President Barack Obama said frustrations like those that led to destructive protests over the failure of a grand jury to indict a police officer in Michael Brown's death "have deep roots in our communities of color," promising Tuesday to convene meetings across the country to make sure "law enforcement is fair."
Speaking in Chicago at an event to boost support for his executive order last week on immigration, Obama directly addressed the violence that racked Ferguson, Missouri, and many other U.S. cities Monday and Tuesday after a grand jury declined to indict Ferguson police Officer Darren Wilson in the shooting death of the unarmed black teenager.
The anger behind those protests is "rooted in realities that have existed in this country for a long time," Obama said. But "burning buildings, torching cars, destroying property and putting people at risk — that's destructive, and there's no excuse for it. Those are criminal acts."
Obama said it was important to support people who were seeking to change the system peacefully. To those protesters, he said: "I want all those folks to know their president is going to work with them.

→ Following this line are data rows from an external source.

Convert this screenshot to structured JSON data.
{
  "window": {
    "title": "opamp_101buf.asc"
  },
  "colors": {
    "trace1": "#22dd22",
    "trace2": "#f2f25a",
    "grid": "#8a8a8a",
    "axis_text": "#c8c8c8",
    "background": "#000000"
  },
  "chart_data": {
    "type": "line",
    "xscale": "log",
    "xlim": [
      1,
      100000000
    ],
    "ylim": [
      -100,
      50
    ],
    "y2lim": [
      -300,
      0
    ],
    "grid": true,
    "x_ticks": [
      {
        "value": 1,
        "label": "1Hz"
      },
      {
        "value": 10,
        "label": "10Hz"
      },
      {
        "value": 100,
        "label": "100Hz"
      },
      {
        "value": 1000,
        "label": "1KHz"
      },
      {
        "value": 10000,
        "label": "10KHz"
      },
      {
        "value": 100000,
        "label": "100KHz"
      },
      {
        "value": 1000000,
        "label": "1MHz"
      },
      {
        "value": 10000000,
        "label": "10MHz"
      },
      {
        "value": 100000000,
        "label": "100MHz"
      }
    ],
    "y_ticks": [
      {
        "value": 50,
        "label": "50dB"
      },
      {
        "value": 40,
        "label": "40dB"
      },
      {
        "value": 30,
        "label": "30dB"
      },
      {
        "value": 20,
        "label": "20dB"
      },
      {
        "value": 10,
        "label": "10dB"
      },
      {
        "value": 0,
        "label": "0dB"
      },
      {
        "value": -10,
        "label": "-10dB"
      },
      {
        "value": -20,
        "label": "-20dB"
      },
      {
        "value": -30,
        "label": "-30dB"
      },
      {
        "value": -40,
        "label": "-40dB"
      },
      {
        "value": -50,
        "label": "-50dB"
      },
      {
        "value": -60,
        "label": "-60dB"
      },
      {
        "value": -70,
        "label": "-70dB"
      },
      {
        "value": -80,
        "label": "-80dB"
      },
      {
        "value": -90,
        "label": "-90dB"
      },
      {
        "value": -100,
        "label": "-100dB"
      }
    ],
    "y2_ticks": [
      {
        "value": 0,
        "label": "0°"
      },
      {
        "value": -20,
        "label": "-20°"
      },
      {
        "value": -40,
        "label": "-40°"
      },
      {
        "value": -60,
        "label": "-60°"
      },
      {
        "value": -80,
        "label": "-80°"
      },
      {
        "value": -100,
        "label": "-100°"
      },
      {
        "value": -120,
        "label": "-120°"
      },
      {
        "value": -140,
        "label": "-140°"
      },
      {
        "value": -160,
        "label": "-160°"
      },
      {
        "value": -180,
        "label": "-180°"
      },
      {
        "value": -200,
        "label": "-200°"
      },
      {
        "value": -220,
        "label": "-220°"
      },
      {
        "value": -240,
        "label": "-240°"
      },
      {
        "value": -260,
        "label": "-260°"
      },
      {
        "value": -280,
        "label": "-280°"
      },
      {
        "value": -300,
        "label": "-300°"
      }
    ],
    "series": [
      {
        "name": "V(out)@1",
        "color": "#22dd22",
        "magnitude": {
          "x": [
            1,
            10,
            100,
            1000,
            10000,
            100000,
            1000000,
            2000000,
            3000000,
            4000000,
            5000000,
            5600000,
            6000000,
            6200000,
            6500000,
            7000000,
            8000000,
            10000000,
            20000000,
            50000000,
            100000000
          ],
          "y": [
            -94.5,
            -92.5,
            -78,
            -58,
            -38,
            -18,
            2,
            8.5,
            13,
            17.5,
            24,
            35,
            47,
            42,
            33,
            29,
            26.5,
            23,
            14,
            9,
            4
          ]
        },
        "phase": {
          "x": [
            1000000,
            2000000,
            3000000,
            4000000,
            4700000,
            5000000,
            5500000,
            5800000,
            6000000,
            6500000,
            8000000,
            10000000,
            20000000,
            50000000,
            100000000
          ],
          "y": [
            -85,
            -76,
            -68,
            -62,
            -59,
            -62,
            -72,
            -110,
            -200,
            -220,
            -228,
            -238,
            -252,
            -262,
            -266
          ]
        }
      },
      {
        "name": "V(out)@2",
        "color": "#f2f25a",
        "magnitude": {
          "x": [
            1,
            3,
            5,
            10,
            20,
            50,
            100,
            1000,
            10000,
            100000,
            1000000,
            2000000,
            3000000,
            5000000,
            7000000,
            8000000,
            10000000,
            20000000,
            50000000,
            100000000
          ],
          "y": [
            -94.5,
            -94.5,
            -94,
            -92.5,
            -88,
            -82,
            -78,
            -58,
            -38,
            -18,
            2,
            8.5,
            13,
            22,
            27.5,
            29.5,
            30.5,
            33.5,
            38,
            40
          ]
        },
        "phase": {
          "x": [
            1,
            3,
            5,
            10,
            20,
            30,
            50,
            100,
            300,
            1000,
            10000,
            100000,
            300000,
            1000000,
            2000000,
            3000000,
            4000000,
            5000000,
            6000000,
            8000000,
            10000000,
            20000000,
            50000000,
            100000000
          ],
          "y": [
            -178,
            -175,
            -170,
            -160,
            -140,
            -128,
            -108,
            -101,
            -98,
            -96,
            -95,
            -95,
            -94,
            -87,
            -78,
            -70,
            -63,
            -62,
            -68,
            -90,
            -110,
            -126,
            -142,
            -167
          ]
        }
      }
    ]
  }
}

And "a lot of folks, I believe, in law enforcement and a lot of folks in city halls and in governor's offices across the country want to work with you."
Saying it was work that had to be done "city by city, state by state, county by county," Obama said his administration would begin as early as next week to convene "regional meetings" of community, faith and civic leaders to "identify specific steps we can take to ensure law enforcment is fair and is being applied equally to everyone in this country."
Some of those steps, he suggested, include better training of more representatively diverse police agencies and full accountability and transparency in police operations.
Eric Schultz, a White House spokesman, said Obama arrived late because he was being briefed on the situation in Ferguson by Attorney General Eric Holder, who said a federal civil rights investigation "remains ongoing."
Obama has been actively engaged in the Ferguson case, Schultz said, detailing that Valerie Jarrett, one of the president's closest advisers, had spoken with Missouri Gov. Jay Nixon since Monday and has been briefing Obama regularly.
"We are all deeply worried and disappointed — and concerned — about the violence, any sort of violence, and that's why the president went out and spoke about it last night," Schultz said. The president "felt strongly that he wanted to be heard last night to convey a message of calm," he said.
"The vast majority of protests in Missouri and around the country were peaceful and constructive," he said.